INPUT FOR THIS TASK:
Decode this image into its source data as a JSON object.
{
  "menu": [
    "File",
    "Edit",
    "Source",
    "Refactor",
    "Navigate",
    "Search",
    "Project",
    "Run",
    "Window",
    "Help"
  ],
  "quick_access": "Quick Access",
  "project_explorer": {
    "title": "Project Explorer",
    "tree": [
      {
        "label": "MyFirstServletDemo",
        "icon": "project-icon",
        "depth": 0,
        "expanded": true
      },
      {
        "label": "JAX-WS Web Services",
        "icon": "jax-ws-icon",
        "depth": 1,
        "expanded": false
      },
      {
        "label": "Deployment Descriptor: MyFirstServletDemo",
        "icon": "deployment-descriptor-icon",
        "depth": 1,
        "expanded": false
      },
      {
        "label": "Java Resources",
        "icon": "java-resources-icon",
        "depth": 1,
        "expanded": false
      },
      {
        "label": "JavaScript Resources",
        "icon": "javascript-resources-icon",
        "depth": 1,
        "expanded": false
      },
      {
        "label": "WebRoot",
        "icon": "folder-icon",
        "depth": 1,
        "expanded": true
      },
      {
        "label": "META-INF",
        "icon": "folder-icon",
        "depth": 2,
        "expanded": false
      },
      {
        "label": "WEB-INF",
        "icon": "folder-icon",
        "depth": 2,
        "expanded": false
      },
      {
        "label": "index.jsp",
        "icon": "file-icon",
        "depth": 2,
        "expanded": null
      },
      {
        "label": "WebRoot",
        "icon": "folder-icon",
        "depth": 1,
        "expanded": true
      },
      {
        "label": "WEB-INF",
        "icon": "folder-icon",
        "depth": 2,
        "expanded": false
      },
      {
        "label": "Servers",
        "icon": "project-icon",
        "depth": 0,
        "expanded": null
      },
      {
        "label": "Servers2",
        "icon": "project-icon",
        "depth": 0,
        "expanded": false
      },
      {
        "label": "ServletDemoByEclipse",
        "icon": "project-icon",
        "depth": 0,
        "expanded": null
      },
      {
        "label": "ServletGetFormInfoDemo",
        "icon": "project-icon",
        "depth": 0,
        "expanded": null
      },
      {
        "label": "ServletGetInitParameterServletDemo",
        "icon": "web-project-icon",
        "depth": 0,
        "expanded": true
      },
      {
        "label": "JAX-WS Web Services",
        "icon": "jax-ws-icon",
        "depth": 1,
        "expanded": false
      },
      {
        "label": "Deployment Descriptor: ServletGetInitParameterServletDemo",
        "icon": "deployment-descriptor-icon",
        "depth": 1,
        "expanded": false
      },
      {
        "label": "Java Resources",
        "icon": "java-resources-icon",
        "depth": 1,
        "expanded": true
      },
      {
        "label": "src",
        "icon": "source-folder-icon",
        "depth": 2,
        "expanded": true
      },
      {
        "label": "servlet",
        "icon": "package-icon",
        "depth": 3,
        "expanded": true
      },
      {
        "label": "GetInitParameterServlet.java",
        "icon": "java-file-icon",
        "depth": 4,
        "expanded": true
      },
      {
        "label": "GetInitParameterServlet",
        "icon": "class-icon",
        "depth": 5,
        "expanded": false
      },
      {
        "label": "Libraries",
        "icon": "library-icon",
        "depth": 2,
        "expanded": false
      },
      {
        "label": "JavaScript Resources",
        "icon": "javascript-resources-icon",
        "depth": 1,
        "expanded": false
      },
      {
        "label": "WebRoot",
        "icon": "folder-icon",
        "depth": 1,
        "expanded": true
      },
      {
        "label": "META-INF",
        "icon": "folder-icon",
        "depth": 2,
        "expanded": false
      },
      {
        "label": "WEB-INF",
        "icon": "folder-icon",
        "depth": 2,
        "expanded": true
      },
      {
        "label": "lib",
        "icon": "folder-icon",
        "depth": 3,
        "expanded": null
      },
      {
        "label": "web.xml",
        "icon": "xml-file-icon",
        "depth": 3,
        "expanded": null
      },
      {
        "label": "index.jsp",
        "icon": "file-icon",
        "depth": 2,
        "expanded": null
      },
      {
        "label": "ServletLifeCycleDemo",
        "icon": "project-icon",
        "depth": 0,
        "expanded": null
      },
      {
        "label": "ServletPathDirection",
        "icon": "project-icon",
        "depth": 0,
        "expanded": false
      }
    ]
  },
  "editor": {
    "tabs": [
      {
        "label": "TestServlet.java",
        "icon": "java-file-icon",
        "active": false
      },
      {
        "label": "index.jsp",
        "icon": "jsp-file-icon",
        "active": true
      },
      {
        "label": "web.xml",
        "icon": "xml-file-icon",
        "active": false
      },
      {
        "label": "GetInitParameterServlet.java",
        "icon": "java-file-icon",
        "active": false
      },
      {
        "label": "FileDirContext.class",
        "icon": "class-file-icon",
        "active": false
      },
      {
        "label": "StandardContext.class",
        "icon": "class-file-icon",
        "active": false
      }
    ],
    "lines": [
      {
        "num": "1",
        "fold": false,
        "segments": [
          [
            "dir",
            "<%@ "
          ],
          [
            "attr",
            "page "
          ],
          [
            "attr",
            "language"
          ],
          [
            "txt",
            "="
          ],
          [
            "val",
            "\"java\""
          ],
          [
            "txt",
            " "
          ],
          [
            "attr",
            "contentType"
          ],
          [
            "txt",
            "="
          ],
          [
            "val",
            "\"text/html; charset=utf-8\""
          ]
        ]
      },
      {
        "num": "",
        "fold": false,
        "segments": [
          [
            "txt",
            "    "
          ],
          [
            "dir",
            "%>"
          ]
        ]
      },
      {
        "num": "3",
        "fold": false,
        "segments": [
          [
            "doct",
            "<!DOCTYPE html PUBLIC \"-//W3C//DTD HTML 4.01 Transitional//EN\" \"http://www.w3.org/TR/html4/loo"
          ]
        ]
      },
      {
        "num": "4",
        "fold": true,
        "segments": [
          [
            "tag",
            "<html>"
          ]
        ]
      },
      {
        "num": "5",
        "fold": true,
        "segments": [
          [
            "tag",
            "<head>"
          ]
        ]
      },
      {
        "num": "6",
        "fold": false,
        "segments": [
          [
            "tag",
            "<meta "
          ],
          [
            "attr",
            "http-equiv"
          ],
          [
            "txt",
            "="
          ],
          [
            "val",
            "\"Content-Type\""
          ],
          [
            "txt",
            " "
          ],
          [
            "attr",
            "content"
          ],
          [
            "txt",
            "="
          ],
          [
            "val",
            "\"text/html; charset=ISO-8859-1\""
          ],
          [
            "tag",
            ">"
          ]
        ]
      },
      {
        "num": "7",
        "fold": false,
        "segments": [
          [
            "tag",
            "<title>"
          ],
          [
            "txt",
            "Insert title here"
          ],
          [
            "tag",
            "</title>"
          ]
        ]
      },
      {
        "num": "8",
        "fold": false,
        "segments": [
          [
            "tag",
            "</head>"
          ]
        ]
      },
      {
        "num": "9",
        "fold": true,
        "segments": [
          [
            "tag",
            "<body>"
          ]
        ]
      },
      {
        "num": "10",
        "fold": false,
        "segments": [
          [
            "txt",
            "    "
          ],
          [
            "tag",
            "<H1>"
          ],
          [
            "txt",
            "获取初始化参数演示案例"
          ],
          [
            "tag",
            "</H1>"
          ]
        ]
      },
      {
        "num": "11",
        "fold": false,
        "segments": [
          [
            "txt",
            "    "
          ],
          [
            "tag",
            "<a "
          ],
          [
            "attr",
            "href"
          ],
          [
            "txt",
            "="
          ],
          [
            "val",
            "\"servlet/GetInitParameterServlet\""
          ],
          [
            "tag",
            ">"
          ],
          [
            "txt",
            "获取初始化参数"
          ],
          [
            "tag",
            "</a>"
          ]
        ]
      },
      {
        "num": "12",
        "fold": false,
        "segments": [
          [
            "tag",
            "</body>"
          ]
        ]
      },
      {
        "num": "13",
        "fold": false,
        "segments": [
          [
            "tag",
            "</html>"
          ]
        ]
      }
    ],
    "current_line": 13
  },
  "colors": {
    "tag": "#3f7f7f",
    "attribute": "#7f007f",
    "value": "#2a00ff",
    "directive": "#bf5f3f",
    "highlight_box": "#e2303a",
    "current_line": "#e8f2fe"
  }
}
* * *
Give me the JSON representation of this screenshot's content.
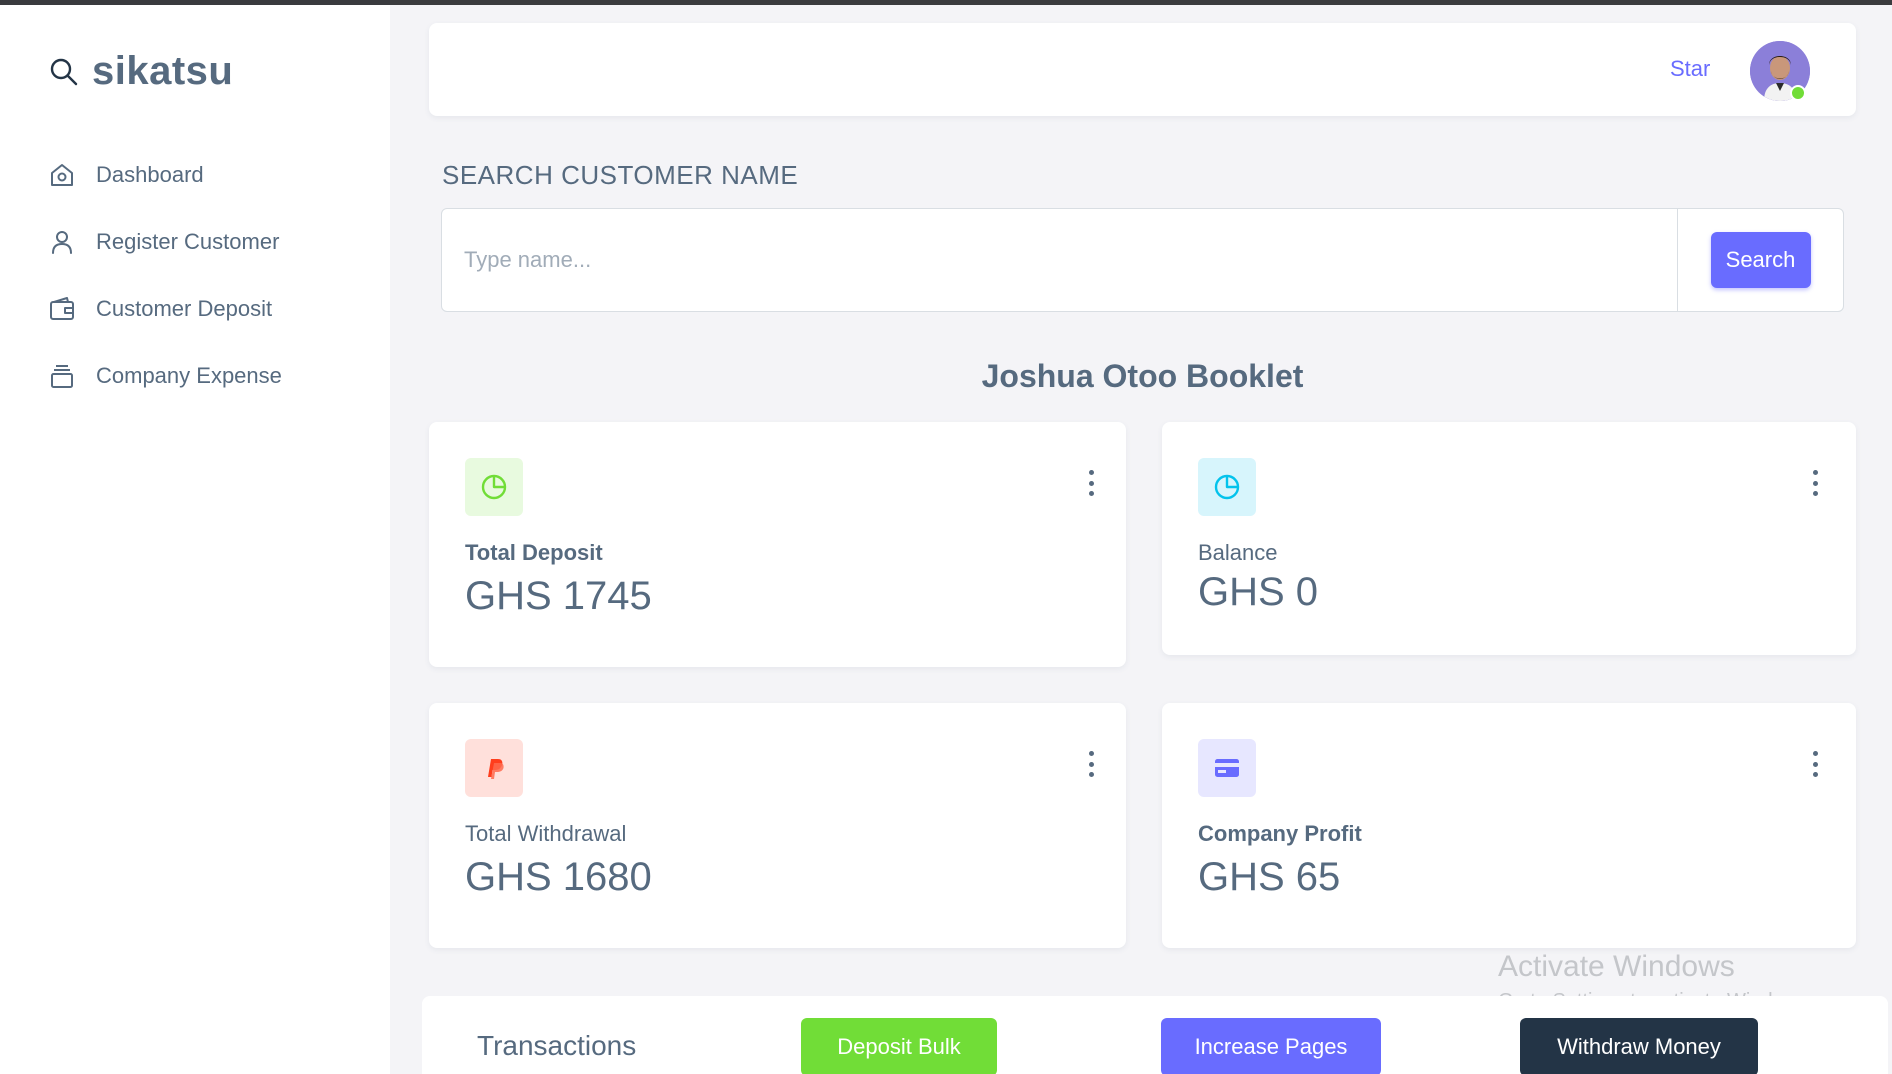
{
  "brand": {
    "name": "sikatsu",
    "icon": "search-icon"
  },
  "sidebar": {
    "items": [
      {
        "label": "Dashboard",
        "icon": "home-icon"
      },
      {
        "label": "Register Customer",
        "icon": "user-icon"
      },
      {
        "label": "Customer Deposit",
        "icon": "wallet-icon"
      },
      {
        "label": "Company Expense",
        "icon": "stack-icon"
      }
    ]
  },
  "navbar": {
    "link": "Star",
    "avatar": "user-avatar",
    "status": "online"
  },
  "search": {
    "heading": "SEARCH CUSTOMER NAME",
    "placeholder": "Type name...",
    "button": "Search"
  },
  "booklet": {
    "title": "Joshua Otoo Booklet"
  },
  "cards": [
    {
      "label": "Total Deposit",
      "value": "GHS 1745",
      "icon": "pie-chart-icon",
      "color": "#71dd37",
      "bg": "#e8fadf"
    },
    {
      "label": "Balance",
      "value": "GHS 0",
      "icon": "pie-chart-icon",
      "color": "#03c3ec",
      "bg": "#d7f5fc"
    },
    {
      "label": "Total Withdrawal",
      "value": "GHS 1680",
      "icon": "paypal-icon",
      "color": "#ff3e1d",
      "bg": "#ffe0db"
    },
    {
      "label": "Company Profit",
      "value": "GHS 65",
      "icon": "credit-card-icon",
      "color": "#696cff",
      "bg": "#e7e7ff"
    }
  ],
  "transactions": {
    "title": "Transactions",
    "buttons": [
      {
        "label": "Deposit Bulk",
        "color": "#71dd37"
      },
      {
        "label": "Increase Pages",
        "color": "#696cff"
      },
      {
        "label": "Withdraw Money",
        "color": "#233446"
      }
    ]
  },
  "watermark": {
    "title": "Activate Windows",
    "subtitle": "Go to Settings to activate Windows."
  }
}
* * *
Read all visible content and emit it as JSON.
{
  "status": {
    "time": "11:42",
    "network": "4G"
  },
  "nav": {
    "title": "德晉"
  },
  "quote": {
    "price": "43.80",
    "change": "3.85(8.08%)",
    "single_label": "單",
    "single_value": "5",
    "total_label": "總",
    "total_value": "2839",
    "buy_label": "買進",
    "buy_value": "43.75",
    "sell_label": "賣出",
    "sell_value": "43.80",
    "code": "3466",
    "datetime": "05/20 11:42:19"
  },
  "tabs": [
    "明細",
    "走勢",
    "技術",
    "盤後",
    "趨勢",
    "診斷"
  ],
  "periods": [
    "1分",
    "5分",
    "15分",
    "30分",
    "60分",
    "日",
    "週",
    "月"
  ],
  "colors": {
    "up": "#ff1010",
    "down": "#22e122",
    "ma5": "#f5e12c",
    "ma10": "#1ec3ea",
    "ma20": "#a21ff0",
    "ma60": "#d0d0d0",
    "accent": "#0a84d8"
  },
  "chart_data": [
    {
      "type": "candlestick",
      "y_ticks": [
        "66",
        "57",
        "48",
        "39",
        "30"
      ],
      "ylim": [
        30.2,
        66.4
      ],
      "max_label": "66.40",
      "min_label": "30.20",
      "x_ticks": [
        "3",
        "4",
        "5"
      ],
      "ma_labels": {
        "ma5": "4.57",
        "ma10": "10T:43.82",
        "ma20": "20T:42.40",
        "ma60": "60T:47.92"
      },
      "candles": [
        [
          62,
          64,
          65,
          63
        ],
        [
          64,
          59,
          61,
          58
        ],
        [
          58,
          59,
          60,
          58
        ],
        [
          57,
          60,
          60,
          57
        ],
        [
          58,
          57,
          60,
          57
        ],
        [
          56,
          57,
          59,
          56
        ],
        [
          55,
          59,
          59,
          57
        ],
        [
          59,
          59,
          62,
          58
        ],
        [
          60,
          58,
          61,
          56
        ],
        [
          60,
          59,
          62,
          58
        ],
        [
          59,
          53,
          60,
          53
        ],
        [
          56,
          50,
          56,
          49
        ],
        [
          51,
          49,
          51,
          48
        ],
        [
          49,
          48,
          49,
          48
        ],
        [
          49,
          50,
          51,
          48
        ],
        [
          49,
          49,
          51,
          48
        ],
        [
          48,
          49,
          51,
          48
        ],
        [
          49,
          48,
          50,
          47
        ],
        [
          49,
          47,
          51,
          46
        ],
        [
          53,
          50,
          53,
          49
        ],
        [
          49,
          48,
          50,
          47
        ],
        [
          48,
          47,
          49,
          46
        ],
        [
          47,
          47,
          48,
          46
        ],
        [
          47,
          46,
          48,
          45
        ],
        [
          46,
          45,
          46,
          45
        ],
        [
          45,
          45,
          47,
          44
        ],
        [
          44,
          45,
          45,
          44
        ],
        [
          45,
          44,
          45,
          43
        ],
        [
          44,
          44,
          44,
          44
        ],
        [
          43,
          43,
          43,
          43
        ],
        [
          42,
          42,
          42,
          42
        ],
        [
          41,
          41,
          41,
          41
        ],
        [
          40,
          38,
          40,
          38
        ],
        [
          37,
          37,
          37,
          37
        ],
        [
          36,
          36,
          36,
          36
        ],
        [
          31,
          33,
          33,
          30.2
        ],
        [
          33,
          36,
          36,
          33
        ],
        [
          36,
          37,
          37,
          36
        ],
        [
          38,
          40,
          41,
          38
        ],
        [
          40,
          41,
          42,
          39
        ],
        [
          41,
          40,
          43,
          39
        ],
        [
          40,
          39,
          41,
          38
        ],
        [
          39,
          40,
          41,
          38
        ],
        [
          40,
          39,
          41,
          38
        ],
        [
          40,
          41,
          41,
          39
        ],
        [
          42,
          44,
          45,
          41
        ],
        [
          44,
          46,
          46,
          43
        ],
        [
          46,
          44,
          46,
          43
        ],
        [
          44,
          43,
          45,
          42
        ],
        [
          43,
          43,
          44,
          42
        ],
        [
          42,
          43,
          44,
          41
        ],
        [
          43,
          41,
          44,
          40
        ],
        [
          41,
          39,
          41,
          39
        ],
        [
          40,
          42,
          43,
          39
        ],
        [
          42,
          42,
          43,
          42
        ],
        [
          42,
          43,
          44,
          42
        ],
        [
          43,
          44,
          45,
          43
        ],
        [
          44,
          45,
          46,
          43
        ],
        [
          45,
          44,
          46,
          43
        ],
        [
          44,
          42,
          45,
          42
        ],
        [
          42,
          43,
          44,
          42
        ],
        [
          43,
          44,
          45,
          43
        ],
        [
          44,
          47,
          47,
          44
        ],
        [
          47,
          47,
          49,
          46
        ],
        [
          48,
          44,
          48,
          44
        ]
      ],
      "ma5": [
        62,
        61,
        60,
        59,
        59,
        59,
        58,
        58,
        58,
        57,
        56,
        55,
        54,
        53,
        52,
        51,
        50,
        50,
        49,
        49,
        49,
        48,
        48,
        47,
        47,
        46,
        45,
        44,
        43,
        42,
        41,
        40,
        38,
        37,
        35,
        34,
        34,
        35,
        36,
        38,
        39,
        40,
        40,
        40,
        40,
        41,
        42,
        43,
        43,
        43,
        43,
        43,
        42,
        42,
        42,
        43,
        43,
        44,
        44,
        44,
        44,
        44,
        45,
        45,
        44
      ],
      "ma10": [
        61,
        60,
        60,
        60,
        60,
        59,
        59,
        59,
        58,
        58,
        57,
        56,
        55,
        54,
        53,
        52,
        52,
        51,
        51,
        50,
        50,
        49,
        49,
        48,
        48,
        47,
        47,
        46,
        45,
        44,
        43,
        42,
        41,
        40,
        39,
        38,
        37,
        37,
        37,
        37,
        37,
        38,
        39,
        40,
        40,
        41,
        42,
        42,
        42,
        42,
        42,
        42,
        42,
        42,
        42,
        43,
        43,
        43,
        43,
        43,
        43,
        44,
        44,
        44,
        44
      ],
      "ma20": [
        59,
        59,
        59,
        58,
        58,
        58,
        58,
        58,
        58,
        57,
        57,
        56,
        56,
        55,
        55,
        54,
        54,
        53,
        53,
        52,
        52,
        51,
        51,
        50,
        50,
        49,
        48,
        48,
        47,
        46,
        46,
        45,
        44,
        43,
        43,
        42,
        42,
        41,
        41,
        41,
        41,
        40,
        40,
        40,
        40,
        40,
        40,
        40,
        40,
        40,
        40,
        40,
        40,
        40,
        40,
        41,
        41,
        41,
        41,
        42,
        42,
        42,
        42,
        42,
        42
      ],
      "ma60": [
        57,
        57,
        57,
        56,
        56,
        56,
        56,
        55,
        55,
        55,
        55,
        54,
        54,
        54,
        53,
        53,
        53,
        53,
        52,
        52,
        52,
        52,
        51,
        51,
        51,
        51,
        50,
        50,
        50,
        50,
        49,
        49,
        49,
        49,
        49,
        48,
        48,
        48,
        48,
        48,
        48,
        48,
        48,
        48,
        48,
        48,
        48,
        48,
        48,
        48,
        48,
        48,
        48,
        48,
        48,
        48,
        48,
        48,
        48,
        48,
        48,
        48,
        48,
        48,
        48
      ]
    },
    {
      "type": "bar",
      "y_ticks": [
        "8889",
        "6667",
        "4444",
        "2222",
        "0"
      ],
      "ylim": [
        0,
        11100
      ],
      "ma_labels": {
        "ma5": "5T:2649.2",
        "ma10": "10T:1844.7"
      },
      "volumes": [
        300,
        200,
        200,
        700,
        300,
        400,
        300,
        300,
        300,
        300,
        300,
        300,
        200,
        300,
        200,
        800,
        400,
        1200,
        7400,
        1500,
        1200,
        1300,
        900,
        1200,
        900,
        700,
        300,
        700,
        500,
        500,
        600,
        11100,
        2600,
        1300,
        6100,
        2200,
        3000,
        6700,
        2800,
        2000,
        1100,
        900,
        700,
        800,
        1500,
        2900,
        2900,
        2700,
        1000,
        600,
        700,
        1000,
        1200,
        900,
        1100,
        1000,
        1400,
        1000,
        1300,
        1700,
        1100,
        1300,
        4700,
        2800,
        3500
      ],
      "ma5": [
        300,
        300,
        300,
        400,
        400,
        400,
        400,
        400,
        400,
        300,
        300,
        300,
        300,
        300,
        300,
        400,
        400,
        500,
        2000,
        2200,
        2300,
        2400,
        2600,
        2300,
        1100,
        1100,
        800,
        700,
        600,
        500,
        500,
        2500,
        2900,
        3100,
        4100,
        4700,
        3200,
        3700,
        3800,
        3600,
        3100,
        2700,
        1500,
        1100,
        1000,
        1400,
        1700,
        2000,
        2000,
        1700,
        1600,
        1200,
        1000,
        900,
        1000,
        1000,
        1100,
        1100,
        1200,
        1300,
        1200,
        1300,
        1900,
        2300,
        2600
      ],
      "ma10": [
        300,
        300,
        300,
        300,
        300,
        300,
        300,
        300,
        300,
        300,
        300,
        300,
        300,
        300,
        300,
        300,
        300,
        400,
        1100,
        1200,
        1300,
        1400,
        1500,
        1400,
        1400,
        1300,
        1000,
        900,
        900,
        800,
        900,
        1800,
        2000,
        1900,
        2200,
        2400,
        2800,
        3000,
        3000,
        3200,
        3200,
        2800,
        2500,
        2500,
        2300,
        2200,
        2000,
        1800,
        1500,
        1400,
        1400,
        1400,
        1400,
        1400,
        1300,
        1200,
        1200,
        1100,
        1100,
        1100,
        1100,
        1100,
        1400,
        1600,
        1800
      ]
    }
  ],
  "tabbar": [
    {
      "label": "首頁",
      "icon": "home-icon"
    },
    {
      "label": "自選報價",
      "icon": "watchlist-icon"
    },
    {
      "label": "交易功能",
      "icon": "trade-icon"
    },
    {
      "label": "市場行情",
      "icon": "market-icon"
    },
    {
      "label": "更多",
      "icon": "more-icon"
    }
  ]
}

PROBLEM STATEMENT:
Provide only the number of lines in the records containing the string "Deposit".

RESPONSE TO THIS EXERCISE:
3